Five tips for shooting in cold conditions

Snow, frost and ice all make for spectacular winter scenes. But most cameras are only designed to operate from 0 degrees Celsius or 32 Fahrenheit, so you’ll need to be careful when you’re taking photographs outside in sub-zero conditions. Shooting in snowy and icy climates is often difficult and it may also damage your gear, so here are our practical tips to get you through the colder months.

Borders by Jan Villim

Jan Villim, Borders

1. Use a tripod

Getting a steady shot won’t be easy if your hands are shaking from the cold. A lightweight and portable tripod will help stabilise your camera so you can shoot with confidence.

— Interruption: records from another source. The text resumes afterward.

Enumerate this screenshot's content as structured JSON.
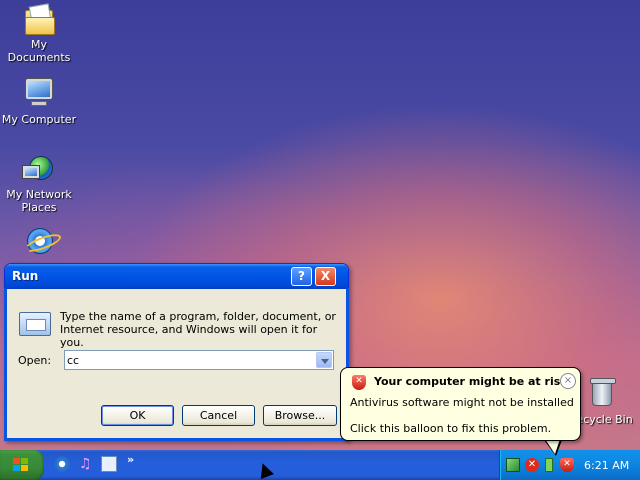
{
  "desktop": {
    "icons": [
      {
        "label": "My Documents"
      },
      {
        "label": "My Computer"
      },
      {
        "label": "My Network Places"
      },
      {
        "label": ""
      },
      {
        "label": "Recycle Bin"
      }
    ]
  },
  "run_dialog": {
    "title": "Run",
    "help_button": "?",
    "close_button": "X",
    "description": "Type the name of a program, folder, document, or Internet resource, and Windows will open it for you.",
    "open_label": "Open:",
    "open_value": "cc",
    "buttons": {
      "ok": "OK",
      "cancel": "Cancel",
      "browse": "Browse..."
    }
  },
  "balloon": {
    "title": "Your computer might be at risk",
    "line1": "Antivirus software might not be installed",
    "line2": "Click this balloon to fix this problem.",
    "close": "×"
  },
  "taskbar": {
    "quick_launch_more": "»",
    "clock": "6:21 AM",
    "icons": [
      "internet-explorer-icon",
      "media-player-icon",
      "show-desktop-icon"
    ],
    "tray_icons": [
      "network-icon",
      "error-icon",
      "usb-icon",
      "security-center-icon"
    ]
  },
  "colors": {
    "title_bar": "#0055e5",
    "dialog_bg": "#ece9d8",
    "taskbar": "#245edb",
    "start_button": "#378a37",
    "tray": "#0f8be6",
    "balloon_bg": "#ffffe1"
  }
}
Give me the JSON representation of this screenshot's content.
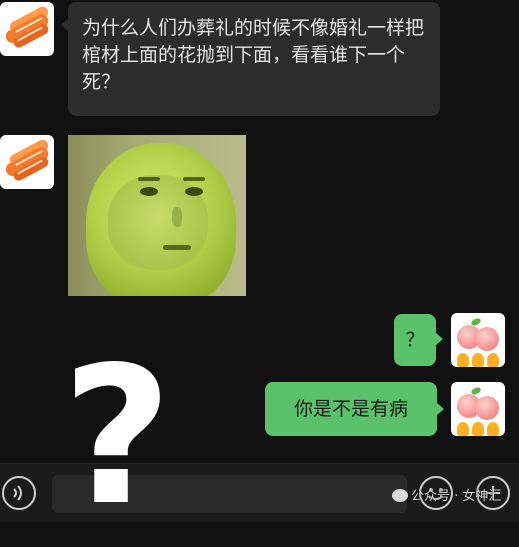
{
  "messages": [
    {
      "sender": "other",
      "type": "text",
      "text": "为什么人们办葬礼的时候不像婚礼一样把棺材上面的花抛到下面，看看谁下一个死？"
    },
    {
      "sender": "other",
      "type": "sticker",
      "description": "pear-face-meme"
    },
    {
      "sender": "me",
      "type": "text",
      "text": "？"
    },
    {
      "sender": "me",
      "type": "text",
      "text": "你是不是有病"
    }
  ],
  "overlay": {
    "question_mark": "?"
  },
  "input_bar": {
    "voice_icon": "voice-icon",
    "emoji_icon": "emoji-icon",
    "plus_icon": "plus-icon"
  },
  "watermark": {
    "text": "公众号 · 女神汇"
  },
  "colors": {
    "background": "#111111",
    "incoming_bubble": "#2c2c2c",
    "outgoing_bubble": "#5ac26b"
  }
}
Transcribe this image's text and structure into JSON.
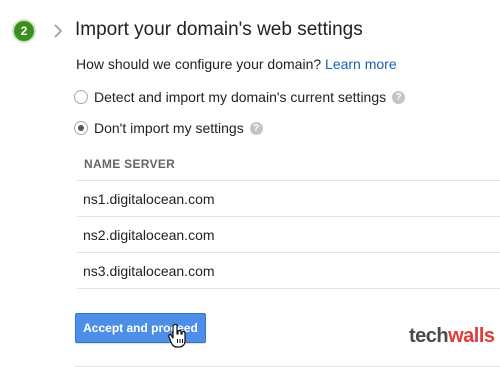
{
  "step": {
    "number": "2",
    "title": "Import your domain's web settings"
  },
  "question": {
    "text": "How should we configure your domain?",
    "link": "Learn more"
  },
  "options": [
    {
      "label": "Detect and import my domain's current settings",
      "selected": false
    },
    {
      "label": "Don't import my settings",
      "selected": true
    }
  ],
  "name_servers": {
    "header": "NAME SERVER",
    "rows": [
      "ns1.digitalocean.com",
      "ns2.digitalocean.com",
      "ns3.digitalocean.com"
    ]
  },
  "actions": {
    "accept_label": "Accept and proceed"
  },
  "watermark": {
    "tech": "tech",
    "walls": "walls"
  },
  "colors": {
    "accent": "#4d8ee8",
    "step_badge": "#3c8f1e",
    "link": "#1a5fb4"
  }
}
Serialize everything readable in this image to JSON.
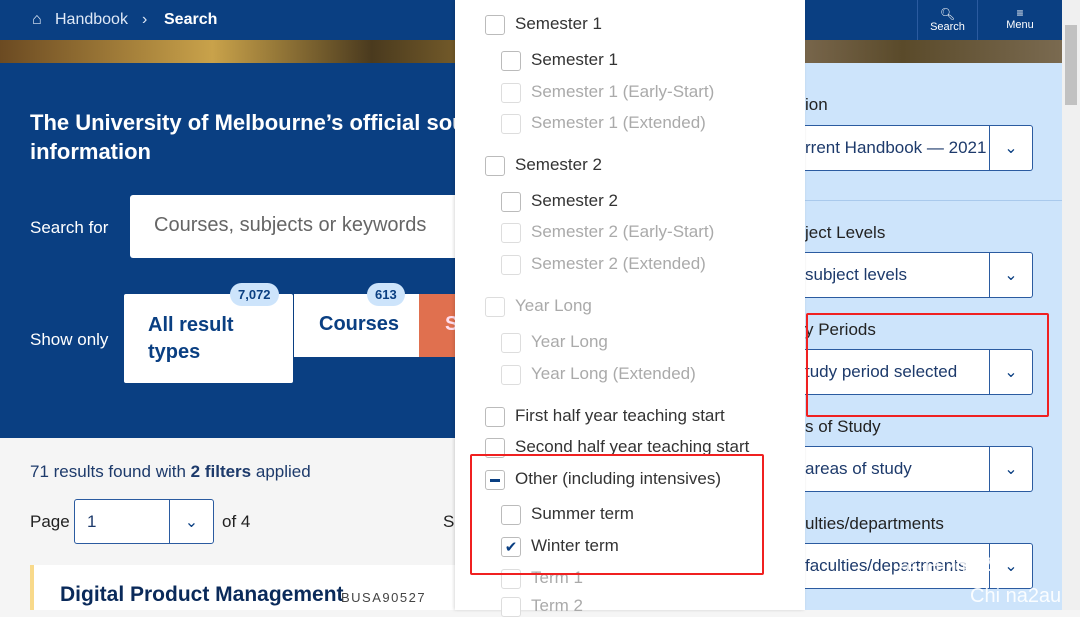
{
  "nav": {
    "home": "Handbook",
    "current": "Search",
    "search_label": "Search",
    "menu_label": "Menu"
  },
  "hero": {
    "title_line1": "The University of Melbourne’s official sou",
    "title_line2": "information",
    "search_label": "Search for",
    "search_placeholder": "Courses, subjects or keywords",
    "show_only": "Show only",
    "tabs": [
      {
        "label": "All result types",
        "count": "7,072"
      },
      {
        "label": "Courses",
        "count": "613"
      },
      {
        "label": "S"
      }
    ]
  },
  "results": {
    "count_prefix": "71 results found with ",
    "filters": "2 filters",
    "suffix": " applied",
    "page_label": "Page",
    "page_value": "1",
    "of": "of 4",
    "sort_partial": "So"
  },
  "card": {
    "title": "Digital Product Management",
    "code": "BUSA90527"
  },
  "study_periods": [
    {
      "label": "Semester 1",
      "level": 0,
      "state": "unchecked"
    },
    {
      "label": "Semester 1",
      "level": 1,
      "state": "unchecked"
    },
    {
      "label": "Semester 1 (Early-Start)",
      "level": 1,
      "state": "disabled"
    },
    {
      "label": "Semester 1 (Extended)",
      "level": 1,
      "state": "disabled"
    },
    {
      "label": "Semester 2",
      "level": 0,
      "state": "unchecked"
    },
    {
      "label": "Semester 2",
      "level": 1,
      "state": "unchecked"
    },
    {
      "label": "Semester 2 (Early-Start)",
      "level": 1,
      "state": "disabled"
    },
    {
      "label": "Semester 2 (Extended)",
      "level": 1,
      "state": "disabled"
    },
    {
      "label": "Year Long",
      "level": 0,
      "state": "disabled"
    },
    {
      "label": "Year Long",
      "level": 1,
      "state": "disabled"
    },
    {
      "label": "Year Long (Extended)",
      "level": 1,
      "state": "disabled"
    },
    {
      "label": "First half year teaching start",
      "level": 0,
      "state": "unchecked"
    },
    {
      "label": "Second half year teaching start",
      "level": 0,
      "state": "unchecked"
    },
    {
      "label": "Other (including intensives)",
      "level": 0,
      "state": "indeterminate"
    },
    {
      "label": "Summer term",
      "level": 1,
      "state": "unchecked"
    },
    {
      "label": "Winter term",
      "level": 1,
      "state": "checked"
    },
    {
      "label": "Term 1",
      "level": 1,
      "state": "disabled"
    },
    {
      "label": "Term 2",
      "level": 1,
      "state": "disabled"
    }
  ],
  "sidebar": {
    "filters": [
      {
        "label": "ion",
        "value": "rrent Handbook — 2021"
      },
      {
        "label": "ject Levels",
        "value": " subject levels"
      },
      {
        "label": "y Periods",
        "value": "tudy period selected"
      },
      {
        "label": "s of Study",
        "value": " areas of study"
      },
      {
        "label": "ulties/departments",
        "value": " faculties/departments"
      }
    ]
  },
  "watermark": {
    "text1": "学在猫本",
    "text2": "Chi na2au"
  },
  "colors": {
    "primary": "#0a3f82",
    "sidebar": "#cde4fb",
    "accent_tab": "#e0704f",
    "highlight": "#f02020"
  }
}
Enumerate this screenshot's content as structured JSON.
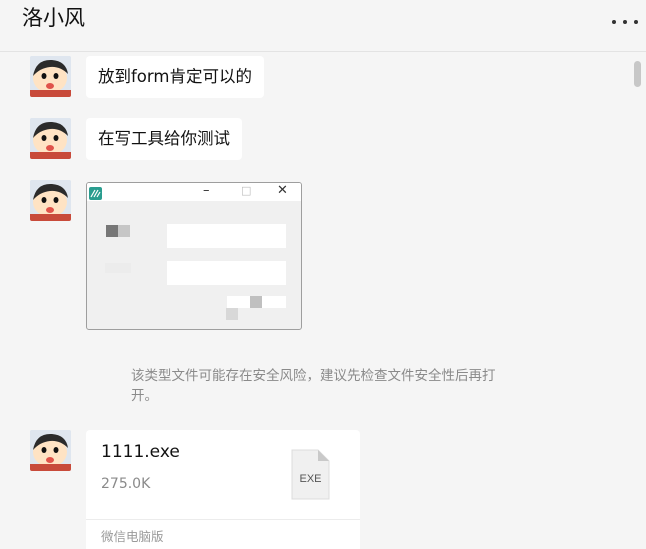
{
  "header": {
    "title": "洛小风",
    "more_icon": "more-icon"
  },
  "messages": [
    {
      "type": "text",
      "text": "放到form肯定可以的"
    },
    {
      "type": "text",
      "text": "在写工具给你测试"
    },
    {
      "type": "image",
      "window_controls": [
        "–",
        "□",
        "✕"
      ]
    },
    {
      "type": "warning",
      "text": "该类型文件可能存在安全风险，建议先检查文件安全性后再打开。"
    },
    {
      "type": "file",
      "name": "1111.exe",
      "size": "275.0K",
      "icon_label": "EXE",
      "source": "微信电脑版"
    }
  ],
  "colors": {
    "background": "#f5f5f5",
    "bubble": "#ffffff",
    "muted_text": "#8a8a8a"
  }
}
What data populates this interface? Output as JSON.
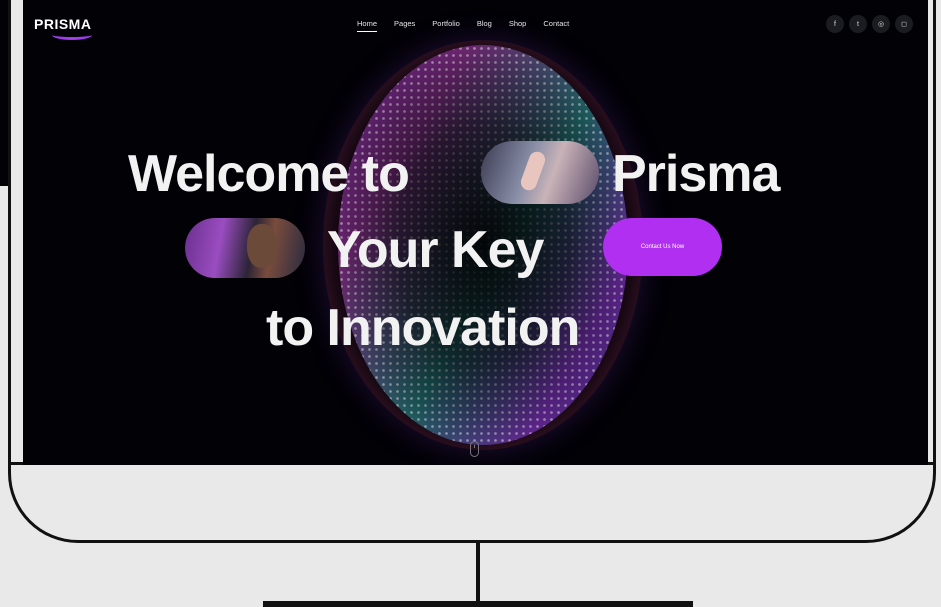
{
  "brand": {
    "logo_text": "PRISMA"
  },
  "nav": {
    "items": [
      "Home",
      "Pages",
      "Portfolio",
      "Blog",
      "Shop",
      "Contact"
    ],
    "active": "Home"
  },
  "social": {
    "icons": [
      "facebook-icon",
      "twitter-icon",
      "dribbble-icon",
      "instagram-icon"
    ],
    "glyphs": [
      "f",
      "t",
      "◎",
      "◻"
    ]
  },
  "hero": {
    "line1_a": "Welcome to",
    "line1_b": "Prisma",
    "line2": "Your Key",
    "line3": "to Innovation",
    "cta_label": "Contact Us Now"
  },
  "colors": {
    "accent": "#b02ff0",
    "background": "#020106",
    "frame": "#e9e9e9"
  }
}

Just remember not to touch the tripod with your bare hands if you’re in sub-zero conditions, as you may ‘burn’ your skin. If you’re an avid winter photographer, Canon Ambassador and winter sports photographer Richard Walch recommends investing in special climbing gloves. This handy piece of gear will allow you to expose your finger tips to shoot and then protect your hands between shots.

Sport Photography by Jure Fundak

Jure Fundak, Sport Photography

2. Take extra batteries

The cold weather will drain your batteries faster than normal. So keep your camera and batteries in your bag where they’ll be warmer for as long as you can. Also, remember to pack twice as many batteries as usual, so you keep on capturing those great shots.

3. Turn rings manually

If you’re using your camera outside and you haven’t turned the focus ring manually or used the Auto Focus for a while, then your lens focus and zoom rings may ‘freeze’. To stop this, make sure you keep your camera wrapped up and in a good quality bag when you are not using it or cover it up if shooting in snowfall. Or you can just turn the focus and zoom ring frequently using the AF motor or do it manually.

Behind the scenes of Skijoring in Patagonia by Richard Walch

© Richard Walch, Canon Ambassador

4. Watch out for condensation

Bringing your camera in from the cold to a warm environment will cause condensation which can damage your equipment. Richard Walch offers this advice: “When you go for lunch either you or the backpack will stay outside. If you go from cold to warm and try to check your images, it’s game over. Your camera will fog up, your lens will fog up and you will hurt your camera. You need to keep your camera in one temperature zone.”

You can catch up with Richard’s inspirational Skijoring story here.

Patagonian Mountains shot by Richard Walch

© Richard Walch, Canon Ambassador

5. Use your lens hood

In falling or blowing snow a lens hood can help prevent snow settling on the lens. Richard Walch agrees.

“The lens hood becomes tremendously important to make sure the flying snow doesn’t hit the lens. You get away with a lot if you use a good lens hood,” he says. So, keep your lens hood on and carry at least a couple of lens cloths with you to dry the glass before you put your camera back in its bag.

Come and See

When shooting the latest Canon story, – Skijoring - Director Marcus Söderlund and the crew faced extreme weather conditions. Join us behind the scenes to discover how they overcame this challenge and captured the high speed action of winter’s most extreme sport.